The popular search term that often comes up in Google instant search when you start typing reverse phone, is known as “reverse phone lookup”. This enables users searching the internet to find a website that can get a phone trace performed.
Generally, results include the owner name, address, phone issuing location, phone carrier, and line type. Sometimes social networks, emails, and more are also added to results. Sites promise accurate, up-to-date information to instantly show after a search. This is what reverse phone lookup sites promise, but do they deliver?
The majority of the time, after a search is done, a reverse phone lookup site will excitedly tell you that they have found information for the phone number you have entered. The “read report” button, when clicked, displays a free trial offer, or full report purchase option. The most a phone number search site will give is the original a phone carrier or location (typically called the “rate center”) which has nothing really to do with where the phone actually is used. More often than not, you’re looking for a name and often, this information falls short. And, even more often, many sites try to sell you information that is available from phone books or free reverse phone lookup sites.
White pages search results display the area code, carrier, phone number, city, state, zip, and time zone of the phone number. You probably already know the area code and full number which you most likely entered in the search bar. The city and state is a given because you most likely have the area code. The helpful information here that can help narrow down your search is the carrier. Sites like anywho.com and Yellow Pages display a note below the search bar saying “cell phone numbers are not available.” This drastically narrows down the search ability.
In this day and age, even some businesses are run from cell phones. So what is the best way to find information on your missed phone call? Sometimes searches on sites like Google, Yahoo, or Bing turn up better results than most reverse phone lookup sites. A quick search for a random cell phone number entered into the search bar can sometimes find information including social media accounts and email addresses. These results all depend on how much information someone has placed online and if they’ve included their phone number. This search tactic can be a hit or miss, but when it works you’ve got the information you’re looking for.

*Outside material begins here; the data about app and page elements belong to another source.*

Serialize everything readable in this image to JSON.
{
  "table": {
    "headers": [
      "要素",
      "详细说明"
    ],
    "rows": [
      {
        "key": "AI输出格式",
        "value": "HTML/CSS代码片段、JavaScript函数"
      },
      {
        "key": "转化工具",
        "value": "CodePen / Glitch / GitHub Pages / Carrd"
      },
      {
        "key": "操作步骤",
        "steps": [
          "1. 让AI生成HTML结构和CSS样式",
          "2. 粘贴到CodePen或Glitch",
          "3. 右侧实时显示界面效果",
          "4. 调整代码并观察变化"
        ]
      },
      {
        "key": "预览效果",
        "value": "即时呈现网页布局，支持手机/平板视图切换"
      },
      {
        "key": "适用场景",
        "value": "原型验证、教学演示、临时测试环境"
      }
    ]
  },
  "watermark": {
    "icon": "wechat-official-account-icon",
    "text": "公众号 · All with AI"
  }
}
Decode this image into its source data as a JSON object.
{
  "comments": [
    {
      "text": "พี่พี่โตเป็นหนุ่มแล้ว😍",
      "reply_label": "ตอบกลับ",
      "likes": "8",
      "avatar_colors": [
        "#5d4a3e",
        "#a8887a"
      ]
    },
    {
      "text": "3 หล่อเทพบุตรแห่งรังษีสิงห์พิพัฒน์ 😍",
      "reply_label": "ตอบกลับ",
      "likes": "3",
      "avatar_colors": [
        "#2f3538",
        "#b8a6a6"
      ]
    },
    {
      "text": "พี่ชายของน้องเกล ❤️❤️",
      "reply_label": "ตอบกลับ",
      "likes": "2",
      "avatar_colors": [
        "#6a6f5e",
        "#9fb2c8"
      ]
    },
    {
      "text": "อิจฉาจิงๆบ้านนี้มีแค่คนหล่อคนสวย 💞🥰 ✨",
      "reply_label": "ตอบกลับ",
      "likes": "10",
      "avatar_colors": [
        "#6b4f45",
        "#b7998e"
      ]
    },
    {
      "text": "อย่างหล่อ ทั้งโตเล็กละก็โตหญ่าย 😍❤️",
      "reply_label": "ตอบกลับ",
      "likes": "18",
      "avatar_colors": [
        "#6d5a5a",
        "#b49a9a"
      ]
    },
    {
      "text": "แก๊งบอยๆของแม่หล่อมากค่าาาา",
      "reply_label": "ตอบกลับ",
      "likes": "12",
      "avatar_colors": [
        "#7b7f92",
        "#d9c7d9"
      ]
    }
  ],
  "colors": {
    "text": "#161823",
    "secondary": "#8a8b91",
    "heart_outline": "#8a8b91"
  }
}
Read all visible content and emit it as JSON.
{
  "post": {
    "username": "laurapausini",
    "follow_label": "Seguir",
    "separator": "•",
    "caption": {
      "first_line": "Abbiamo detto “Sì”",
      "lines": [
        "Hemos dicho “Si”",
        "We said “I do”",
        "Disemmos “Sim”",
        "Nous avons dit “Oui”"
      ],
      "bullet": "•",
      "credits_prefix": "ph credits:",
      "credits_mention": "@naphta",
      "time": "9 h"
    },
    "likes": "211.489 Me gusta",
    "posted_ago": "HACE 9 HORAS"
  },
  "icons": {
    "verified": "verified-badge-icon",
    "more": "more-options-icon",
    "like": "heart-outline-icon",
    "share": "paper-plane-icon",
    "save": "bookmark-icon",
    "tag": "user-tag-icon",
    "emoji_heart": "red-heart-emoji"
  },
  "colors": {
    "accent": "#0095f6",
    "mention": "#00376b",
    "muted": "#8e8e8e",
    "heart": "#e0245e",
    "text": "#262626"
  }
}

Should I Pay to have a Number Researched?
Maybe you’re thinking about paying the fee, (which can sometimes be as low as $0.99) that some sites ask for, promising they have more information on the number you searched. These fees are often promoted as discounted, unmatched, or special one-time prices. If you’re willing to take the gamble then it may pay off, but if you want to save yourself some frustration, pass up the special offer. Chances are it will not be money well spent and you’ll end up having to cancel future charges from fine print trial offers.
In reality, most numbers these days are unlisted or non-published. These numbers don’t show up in any published phone directory or phone book. It wouldn’t be smart for a business to have an unlisted number so this only pertains to residential numbers. Anyone can request that their number be unlisted and since the rise in popularity of phone solicitors, many people don’t want their number published.
Because of this, standard reverse phone lookup databases can’t offer detailed information on phone numbers. They simply have no way of retrieving that data for themselves, let alone for others. If you really want to find out who owns a phone number, our recommendation is to pass up the “special offer” sites, do a little digging on the search engines; try a couple of different free reverse phone lookup sites and if your searches don’t turn up anything, remember that the reality is, it’s most likely not available for free.
Keep in mind that some websites, especially SearchBug use a multitude of databases including LNP, CNAM, public records, private data feeds with phone records, plus a variety of “premium phone records” and combine them with algorithms to try and locate the most reliable information possible. If information is not available via all these online databases, then SearchBug offers advanced assisted searches where private investigators can dig even deeper to get accurate results.